Find all lines below containing the string "Studenata" and return them.

[Opening SOURCE INFORMATION section]

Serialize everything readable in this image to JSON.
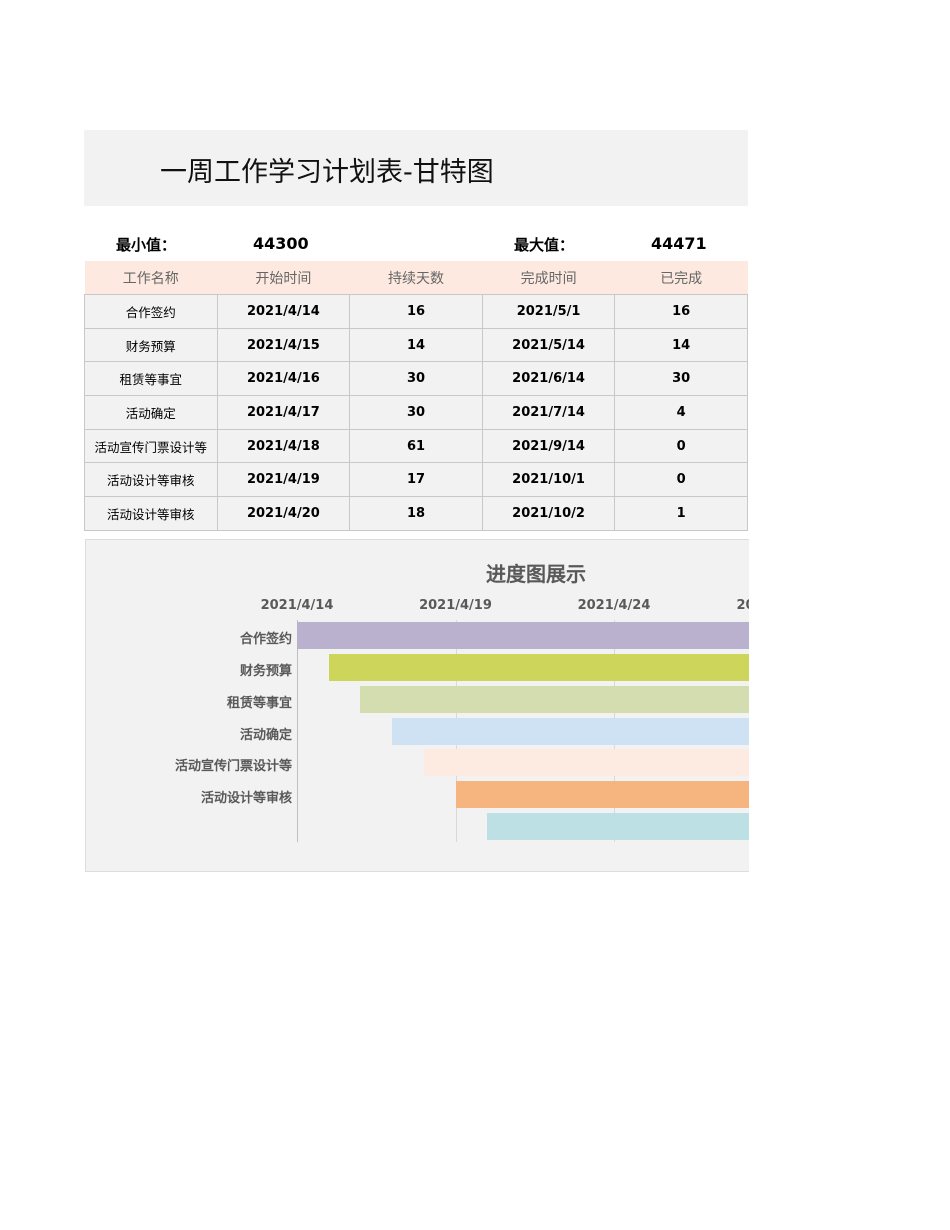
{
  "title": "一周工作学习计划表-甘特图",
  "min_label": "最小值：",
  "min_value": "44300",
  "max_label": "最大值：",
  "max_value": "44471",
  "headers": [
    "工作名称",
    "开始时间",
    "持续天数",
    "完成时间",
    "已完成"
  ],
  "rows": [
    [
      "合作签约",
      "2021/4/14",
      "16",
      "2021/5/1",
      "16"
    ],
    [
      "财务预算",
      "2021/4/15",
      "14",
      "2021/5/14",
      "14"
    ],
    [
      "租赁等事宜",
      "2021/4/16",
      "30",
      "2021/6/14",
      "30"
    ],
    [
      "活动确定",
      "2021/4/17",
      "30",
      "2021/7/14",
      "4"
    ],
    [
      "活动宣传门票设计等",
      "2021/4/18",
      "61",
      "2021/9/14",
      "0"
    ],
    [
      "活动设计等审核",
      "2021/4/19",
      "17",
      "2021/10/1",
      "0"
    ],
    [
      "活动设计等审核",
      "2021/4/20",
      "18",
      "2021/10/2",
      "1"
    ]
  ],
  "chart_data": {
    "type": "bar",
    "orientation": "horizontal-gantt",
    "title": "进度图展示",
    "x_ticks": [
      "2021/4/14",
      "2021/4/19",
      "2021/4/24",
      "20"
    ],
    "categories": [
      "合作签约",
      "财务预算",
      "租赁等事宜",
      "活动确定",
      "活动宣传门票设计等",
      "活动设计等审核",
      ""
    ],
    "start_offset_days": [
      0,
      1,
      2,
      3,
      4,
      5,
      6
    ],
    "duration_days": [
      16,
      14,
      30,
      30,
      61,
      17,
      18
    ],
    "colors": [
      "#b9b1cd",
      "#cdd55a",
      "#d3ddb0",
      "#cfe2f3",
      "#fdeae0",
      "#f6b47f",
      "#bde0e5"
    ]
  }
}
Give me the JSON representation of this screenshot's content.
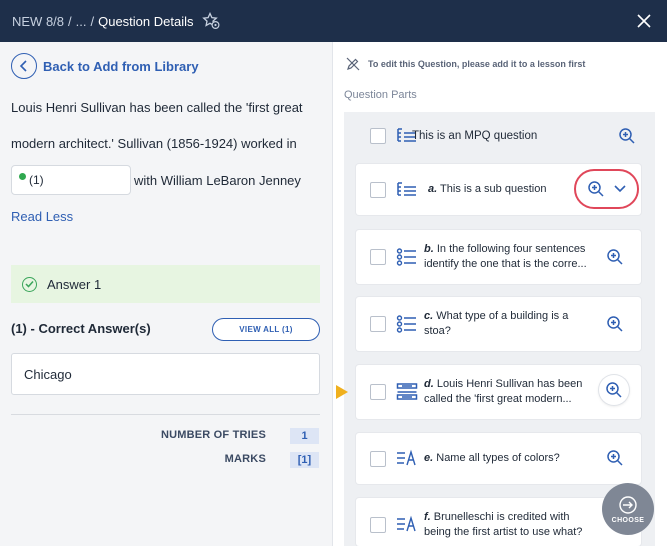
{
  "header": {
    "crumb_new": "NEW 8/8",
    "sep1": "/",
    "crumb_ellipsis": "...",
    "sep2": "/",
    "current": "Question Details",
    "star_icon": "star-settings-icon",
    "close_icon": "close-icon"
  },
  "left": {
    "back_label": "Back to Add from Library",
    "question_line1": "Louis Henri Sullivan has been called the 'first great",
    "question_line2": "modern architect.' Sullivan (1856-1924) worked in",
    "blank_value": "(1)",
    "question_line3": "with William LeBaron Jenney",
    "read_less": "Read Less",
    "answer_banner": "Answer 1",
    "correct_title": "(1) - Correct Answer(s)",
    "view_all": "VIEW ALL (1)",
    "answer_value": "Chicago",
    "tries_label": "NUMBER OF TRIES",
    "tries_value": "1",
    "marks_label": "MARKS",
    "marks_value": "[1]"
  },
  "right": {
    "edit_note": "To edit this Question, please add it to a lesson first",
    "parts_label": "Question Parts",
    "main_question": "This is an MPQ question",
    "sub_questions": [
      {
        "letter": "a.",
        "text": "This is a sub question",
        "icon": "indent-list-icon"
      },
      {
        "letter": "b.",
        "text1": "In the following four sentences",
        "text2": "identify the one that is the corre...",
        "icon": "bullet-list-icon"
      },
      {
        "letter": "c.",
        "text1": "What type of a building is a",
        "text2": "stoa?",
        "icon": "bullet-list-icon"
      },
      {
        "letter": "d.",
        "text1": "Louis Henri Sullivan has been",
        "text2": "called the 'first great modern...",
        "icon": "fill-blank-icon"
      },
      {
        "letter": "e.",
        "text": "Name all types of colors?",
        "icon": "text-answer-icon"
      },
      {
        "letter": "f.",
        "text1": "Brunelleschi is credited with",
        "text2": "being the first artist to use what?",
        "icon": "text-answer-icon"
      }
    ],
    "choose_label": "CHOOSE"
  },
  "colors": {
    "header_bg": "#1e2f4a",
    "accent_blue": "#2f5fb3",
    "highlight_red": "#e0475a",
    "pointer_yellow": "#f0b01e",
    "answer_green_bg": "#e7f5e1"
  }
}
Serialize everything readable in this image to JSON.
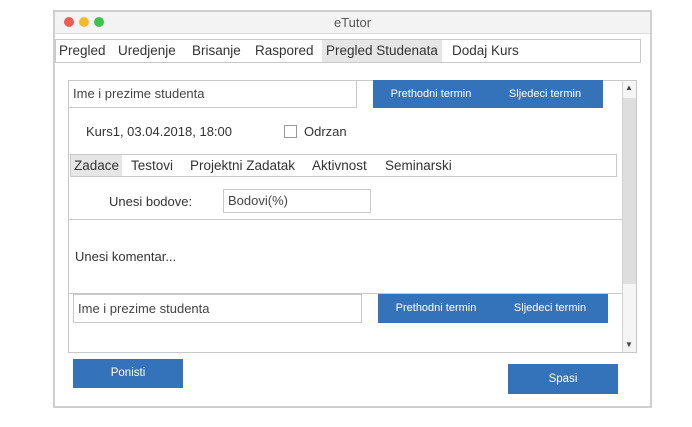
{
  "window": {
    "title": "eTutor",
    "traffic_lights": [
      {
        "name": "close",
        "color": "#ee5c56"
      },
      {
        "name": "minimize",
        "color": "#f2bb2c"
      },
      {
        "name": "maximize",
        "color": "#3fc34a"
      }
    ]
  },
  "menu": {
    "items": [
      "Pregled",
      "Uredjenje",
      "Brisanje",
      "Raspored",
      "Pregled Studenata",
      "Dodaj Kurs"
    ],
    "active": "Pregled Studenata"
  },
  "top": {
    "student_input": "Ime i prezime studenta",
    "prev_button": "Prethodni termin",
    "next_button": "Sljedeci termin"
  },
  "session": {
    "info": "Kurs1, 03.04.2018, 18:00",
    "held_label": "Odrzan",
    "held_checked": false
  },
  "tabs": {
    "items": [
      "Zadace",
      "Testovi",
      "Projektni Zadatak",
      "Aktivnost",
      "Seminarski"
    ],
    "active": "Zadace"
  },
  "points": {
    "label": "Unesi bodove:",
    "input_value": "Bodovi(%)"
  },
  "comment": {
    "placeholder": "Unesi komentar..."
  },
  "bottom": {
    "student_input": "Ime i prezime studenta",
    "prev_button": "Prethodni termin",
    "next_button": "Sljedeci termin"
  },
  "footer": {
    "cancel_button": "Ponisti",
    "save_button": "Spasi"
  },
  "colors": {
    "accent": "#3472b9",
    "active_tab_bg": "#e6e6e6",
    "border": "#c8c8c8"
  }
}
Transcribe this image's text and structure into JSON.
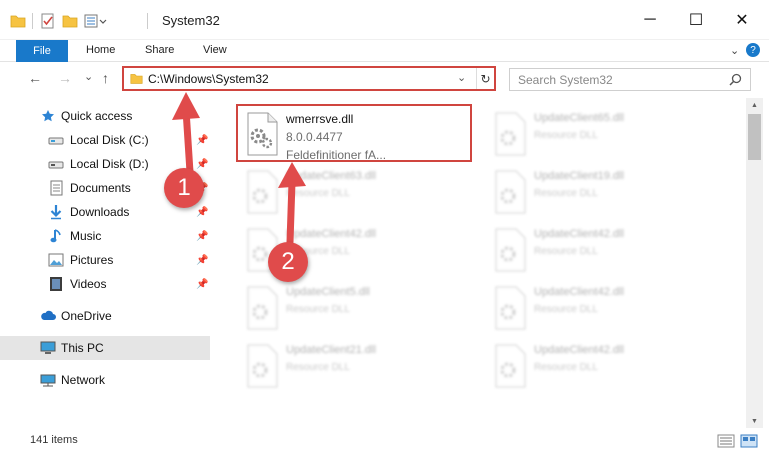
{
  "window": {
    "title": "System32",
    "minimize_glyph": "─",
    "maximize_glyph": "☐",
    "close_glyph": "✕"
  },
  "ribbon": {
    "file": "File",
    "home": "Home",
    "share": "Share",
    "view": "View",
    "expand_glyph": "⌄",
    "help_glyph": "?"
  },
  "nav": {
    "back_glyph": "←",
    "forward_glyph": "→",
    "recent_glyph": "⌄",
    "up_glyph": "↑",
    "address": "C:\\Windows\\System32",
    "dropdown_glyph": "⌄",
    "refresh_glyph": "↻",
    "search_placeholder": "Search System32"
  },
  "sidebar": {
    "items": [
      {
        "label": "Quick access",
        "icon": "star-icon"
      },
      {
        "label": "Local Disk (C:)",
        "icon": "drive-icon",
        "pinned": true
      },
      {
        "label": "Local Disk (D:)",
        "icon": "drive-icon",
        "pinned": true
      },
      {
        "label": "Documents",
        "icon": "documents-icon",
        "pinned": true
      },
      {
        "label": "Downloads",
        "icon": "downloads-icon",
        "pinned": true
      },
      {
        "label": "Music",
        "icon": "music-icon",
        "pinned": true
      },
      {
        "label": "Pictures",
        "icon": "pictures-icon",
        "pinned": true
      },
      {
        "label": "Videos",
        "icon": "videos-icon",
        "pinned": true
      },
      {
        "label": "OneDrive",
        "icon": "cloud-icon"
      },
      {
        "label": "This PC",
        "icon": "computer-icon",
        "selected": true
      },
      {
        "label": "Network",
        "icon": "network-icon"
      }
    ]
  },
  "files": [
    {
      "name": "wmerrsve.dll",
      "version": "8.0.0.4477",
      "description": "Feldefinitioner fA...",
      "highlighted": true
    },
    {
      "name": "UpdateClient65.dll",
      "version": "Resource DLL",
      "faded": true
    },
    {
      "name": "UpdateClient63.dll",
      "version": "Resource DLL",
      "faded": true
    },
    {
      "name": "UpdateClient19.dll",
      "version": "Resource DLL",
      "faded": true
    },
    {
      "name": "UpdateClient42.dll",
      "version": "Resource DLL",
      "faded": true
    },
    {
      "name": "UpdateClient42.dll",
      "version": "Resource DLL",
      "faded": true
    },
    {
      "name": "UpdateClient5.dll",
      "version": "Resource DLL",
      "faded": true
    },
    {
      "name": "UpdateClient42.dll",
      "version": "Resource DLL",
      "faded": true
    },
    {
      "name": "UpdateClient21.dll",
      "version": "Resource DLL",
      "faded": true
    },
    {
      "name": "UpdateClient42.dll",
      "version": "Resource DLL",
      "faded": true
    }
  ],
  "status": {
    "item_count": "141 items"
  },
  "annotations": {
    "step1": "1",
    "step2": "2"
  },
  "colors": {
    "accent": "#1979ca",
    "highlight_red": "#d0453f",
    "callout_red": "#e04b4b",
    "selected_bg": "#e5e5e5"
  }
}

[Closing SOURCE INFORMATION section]

> PROBLEM SOLUTION
      "Pregled Studenata",
    "active": "Pregled Studenata"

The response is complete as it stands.